WASHINGTON — A satellite assembly line built by Airbus will be up and running in Florida this fall, with full production projected to start later this year.

The plant, located on Florida’s space coast, will manufacture satellites for Airbus’ joint venture with broadband startup OneWeb, an effort that will require at least 900 spacecraft in low Earth orbit.

Airbus hopes the investment will position the company to win military contracts. The big selling point will be the speed of the assembly line, executives believe. The military is becoming more interested in LEO constellations of small satellites as a more resilient alternative to large, monolithic platforms in higher orbits. In a conflict, if U.S. satellites were targeted by lasers or electronic jammers, new ones could be quickly produced and launched.

A key opportunity for space industry players is the Defense Advanced Research Projects Agency’s Blackjack program, described as an “architecture demonstration intending to show the high military utility of global LEO constellations and mesh networks of lower size, weight and cost.”

DARPA wants to buy commercial satellite buses and marry them with military sensors and payloads. This makes Blackjack an attractive project for mass manufacturers like Airbus and SpaceX (which also plans to produce and launch a huge LEO constellation) that can compete on price and response time.

The agency is expected to award $117.5 million in contracts over three phases to up to eight bus and payload suppliers. The first awards could come as early as August. At least two of the selected vendors will be bus manufacturers.
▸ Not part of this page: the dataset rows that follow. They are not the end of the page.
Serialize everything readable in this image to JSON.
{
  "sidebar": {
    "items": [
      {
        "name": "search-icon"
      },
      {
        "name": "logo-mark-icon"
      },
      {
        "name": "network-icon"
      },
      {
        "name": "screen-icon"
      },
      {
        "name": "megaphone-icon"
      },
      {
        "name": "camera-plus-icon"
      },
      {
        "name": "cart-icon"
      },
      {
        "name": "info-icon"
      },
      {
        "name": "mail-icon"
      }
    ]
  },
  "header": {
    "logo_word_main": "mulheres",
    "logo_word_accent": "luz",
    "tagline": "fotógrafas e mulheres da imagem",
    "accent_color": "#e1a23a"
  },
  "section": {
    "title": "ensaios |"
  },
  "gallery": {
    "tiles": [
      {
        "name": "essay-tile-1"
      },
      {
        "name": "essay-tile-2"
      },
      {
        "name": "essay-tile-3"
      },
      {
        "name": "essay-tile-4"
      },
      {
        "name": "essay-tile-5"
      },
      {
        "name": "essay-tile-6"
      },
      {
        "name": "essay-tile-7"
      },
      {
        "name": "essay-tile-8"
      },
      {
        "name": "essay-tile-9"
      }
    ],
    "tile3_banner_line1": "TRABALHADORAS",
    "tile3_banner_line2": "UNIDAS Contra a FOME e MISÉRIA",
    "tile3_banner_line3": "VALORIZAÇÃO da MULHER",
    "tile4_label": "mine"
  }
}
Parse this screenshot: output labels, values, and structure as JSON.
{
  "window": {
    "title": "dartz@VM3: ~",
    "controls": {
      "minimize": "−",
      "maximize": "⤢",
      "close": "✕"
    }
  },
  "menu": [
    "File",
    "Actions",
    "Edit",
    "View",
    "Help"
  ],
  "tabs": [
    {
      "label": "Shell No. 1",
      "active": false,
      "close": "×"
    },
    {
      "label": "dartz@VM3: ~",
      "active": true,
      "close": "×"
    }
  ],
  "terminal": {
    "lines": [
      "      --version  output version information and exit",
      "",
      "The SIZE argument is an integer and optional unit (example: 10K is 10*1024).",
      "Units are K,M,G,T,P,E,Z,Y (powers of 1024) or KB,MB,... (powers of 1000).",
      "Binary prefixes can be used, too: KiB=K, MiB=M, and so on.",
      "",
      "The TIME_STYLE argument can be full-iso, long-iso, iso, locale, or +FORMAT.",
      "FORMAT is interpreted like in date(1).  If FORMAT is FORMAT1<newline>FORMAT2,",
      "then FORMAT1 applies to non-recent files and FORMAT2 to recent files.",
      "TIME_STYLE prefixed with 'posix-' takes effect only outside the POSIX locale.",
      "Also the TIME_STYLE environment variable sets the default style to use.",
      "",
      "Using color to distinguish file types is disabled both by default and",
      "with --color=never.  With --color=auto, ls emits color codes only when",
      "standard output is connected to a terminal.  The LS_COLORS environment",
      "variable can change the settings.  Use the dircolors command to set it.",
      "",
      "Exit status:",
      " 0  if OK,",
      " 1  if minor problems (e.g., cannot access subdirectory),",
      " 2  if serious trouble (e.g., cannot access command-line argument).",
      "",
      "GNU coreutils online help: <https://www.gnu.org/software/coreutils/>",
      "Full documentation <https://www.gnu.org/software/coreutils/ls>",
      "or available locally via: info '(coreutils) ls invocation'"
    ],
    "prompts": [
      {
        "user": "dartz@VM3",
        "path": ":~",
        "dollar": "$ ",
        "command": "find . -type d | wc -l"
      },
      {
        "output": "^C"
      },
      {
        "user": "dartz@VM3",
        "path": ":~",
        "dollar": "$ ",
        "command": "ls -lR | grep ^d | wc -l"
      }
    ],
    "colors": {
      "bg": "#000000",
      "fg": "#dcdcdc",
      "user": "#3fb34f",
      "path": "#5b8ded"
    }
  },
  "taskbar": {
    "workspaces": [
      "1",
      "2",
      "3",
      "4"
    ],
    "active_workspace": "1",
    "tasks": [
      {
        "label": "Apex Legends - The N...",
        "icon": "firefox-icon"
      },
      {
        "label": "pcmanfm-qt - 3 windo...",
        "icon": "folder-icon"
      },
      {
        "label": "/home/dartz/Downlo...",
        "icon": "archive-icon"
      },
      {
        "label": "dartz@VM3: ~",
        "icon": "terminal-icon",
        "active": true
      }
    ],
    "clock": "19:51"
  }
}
The machines that will make OneWeb satellites are still being tested at the company’s main plant in Toulouse, France, before they are shipped to Florida in the coming weeks, said Tim Deaver, director of U.S. space systems at Airbus Defense and Space.

Airbus will be producing at least two 150-kilogram satellites per day at the Florida facility. “We’re confident we can get to 10 per week quickly,” he said last week at the 2018 MilSatCom conference. That output is based on five eight-hour workdays, he said. The new factory will have two lines, and production could be scaled up if needed.

Commercial space firms view the Blackjack program as a bellwether. The use of small satellites in military missions is a sharp departure from traditional military space procurements, said Deaver. “This is about using numbers to overwhelm the enemy,” he said. “You can quickly reconstitute if you can launch 32 satellites at a time and manufacture two per day.”

Blackjack will start out with a couple of satellites and build up to a prototype constellation of 20 over the next three years. If the experiment is successful, it could lead to a larger “program of record” and could influence more broadly how the military buys space systems. “If you have 100 satellites with million-dollar payloads versus one couple-of-hundred-million dollar spacecraft, you can diversify,” Deaver said.

OneWeb satellites have 50 kilograms of payload capacity. A crucial test will be whether standard buses can be matched up with custom payloads for sensitive military missions. “This is not trivial,” said Deaver. “Anyone who has ever tried it knows there are design constraints.”

DARPA will require bus providers to share some design data with payload suppliers so they know the limitations, said Deaver. “And then we have to work together.” Sometimes, even when payloads are successfully installed and are able to transfer data, other challenges come up, he said. “The tougher ones are mechanical, like vibration from the launch vehicle.”

Mass production of satellites at a rapid pace and at low cost requires a different business culture than that of traditional defense contracting. “It’s easier to take guys from the automotive industry and teach them how to make something ‘space qualified’ than it is to take someone used to making things ‘space qualified’ and teach them to produce fast, with the quality and reliability you need for spacecraft,” Deaver said.

Senior Pentagon officials such as Undersecretary of Defense for Research and Engineering Michael Griffin have called on the military to take more risks with new space technologies, and that is driving the military to consider  small satellites. Losing a small satellite is not as catastrophic as a billion-dollar satellite failure. “With couple-of-million dollar satellites, you get mission assurance through the pure numbers you put up,” Deaver said. “It’s an architecture-based mission assurance, not based on an individual satellite.”

Sandra Erwin writes about military space programs, policy, technology and the industry that supports this sector. She has covered the military, the Pentagon, Congress and the defense industry for nearly two decades as editor of NDIA’s National Defense...